Throughout the 1960s, many bohemians moved away from Greenwich Village to an area that became known as SoHo (short for South of Houston, the street that borders the Village, which lies to the north). The average cost of a Manhattan apartment in 1960 was $78 per month, whereas SoHo lofts in the 1960s ranged from $50 to $125 for quite large spaces—and the fact that the artists’ studios also doubled as their homes lowered the overall costs even more. In addition to artist residences and galleries, these lofts were used to stage innovative performance-based art that ranged from experimental dance to the “loft jazz” scene. Jane Jacobs’s vision of a mixed-use downtown was the very thing that attracted so many outsiders, but SoHo would never have developed the way it did if Robert Moses had prevailed. His Lower Manhattan Expressway was set to cut a wide path across the borough, running east and west through Broome Street, in the heart of SoHo, which certainly would have stymied the neighborhood’s economic rebirth. In late 1968, Paula Cooper opened the first SoHo art gallery at 96 Prince Street, and next came OK Harris Gallery at 465 West Broadway. A decade later, seventy-seven galleries had been drawn to the neighborhood, where many artists lived and created their works.

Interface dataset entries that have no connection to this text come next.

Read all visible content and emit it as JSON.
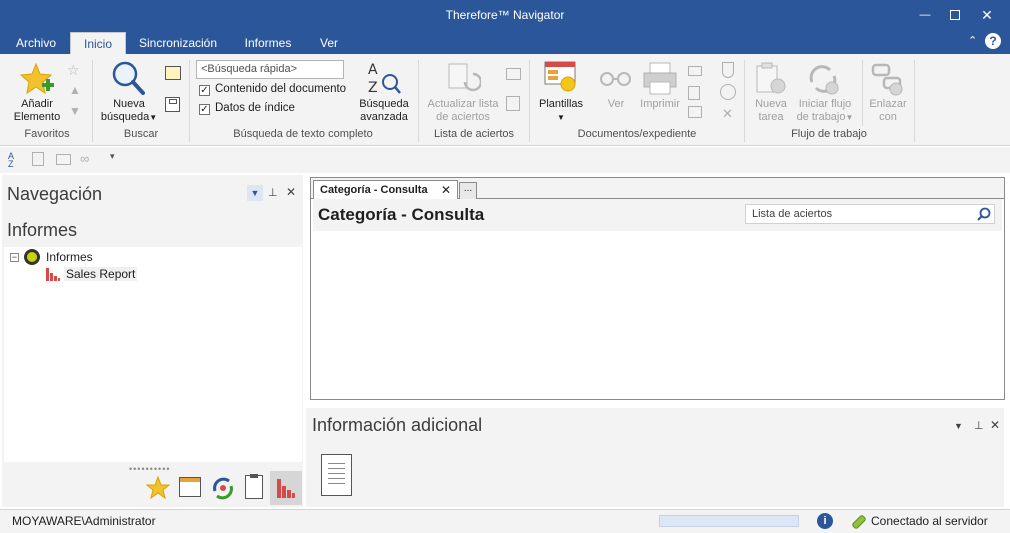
{
  "window": {
    "title": "Therefore™ Navigator",
    "minimize_glyph": "—",
    "maximize_glyph": "☐",
    "close_glyph": "✕"
  },
  "tabs": [
    "Archivo",
    "Inicio",
    "Sincronización",
    "Informes",
    "Ver"
  ],
  "active_tab": "Inicio",
  "ribbon": {
    "groups": {
      "favoritos": "Favoritos",
      "buscar": "Buscar",
      "busqueda_texto": "Búsqueda de texto completo",
      "lista_aciertos": "Lista de aciertos",
      "documentos": "Documentos/expediente",
      "flujo": "Flujo de trabajo"
    },
    "buttons": {
      "anadir_1": "Añadir",
      "anadir_2": "Elemento",
      "nueva_busqueda_1": "Nueva",
      "nueva_busqueda_2": "búsqueda",
      "busqueda_avanzada_1": "Búsqueda",
      "busqueda_avanzada_2": "avanzada",
      "actualizar_1": "Actualizar lista",
      "actualizar_2": "de aciertos",
      "plantillas": "Plantillas",
      "ver": "Ver",
      "imprimir": "Imprimir",
      "nueva_tarea_1": "Nueva",
      "nueva_tarea_2": "tarea",
      "iniciar_flujo_1": "Iniciar flujo",
      "iniciar_flujo_2": "de trabajo",
      "enlazar_1": "Enlazar",
      "enlazar_2": "con"
    },
    "quick_search_placeholder": "<Búsqueda rápida>",
    "checkbox_contenido": "Contenido del documento",
    "checkbox_indice": "Datos de índice",
    "checkbox_contenido_checked": true,
    "checkbox_indice_checked": true
  },
  "navigation": {
    "title": "Navegación",
    "section": "Informes",
    "tree": {
      "root": "Informes",
      "child": "Sales Report"
    }
  },
  "document": {
    "tab_label": "Categoría - Consulta",
    "more_tabs": "...",
    "title": "Categoría - Consulta",
    "hit_search_label": "Lista de aciertos"
  },
  "additional_info": {
    "title": "Información adicional"
  },
  "status": {
    "user": "MOYAWARE\\Administrator",
    "connection": "Conectado al servidor"
  },
  "colors": {
    "accent": "#2b579a",
    "ribbon_bg": "#f3f3f3",
    "chart_icon": "#d84a4a"
  }
}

Its large, open lofts were supported by cast-iron columns that offered more spatial flexibility than the cramped tenement apartments on the Lower East Side—a plus for artists who created large-scale works or those who needed more room for performances.
From Chapter 8 of The Downtown Pop Underground — order online, or from a local independent bookstore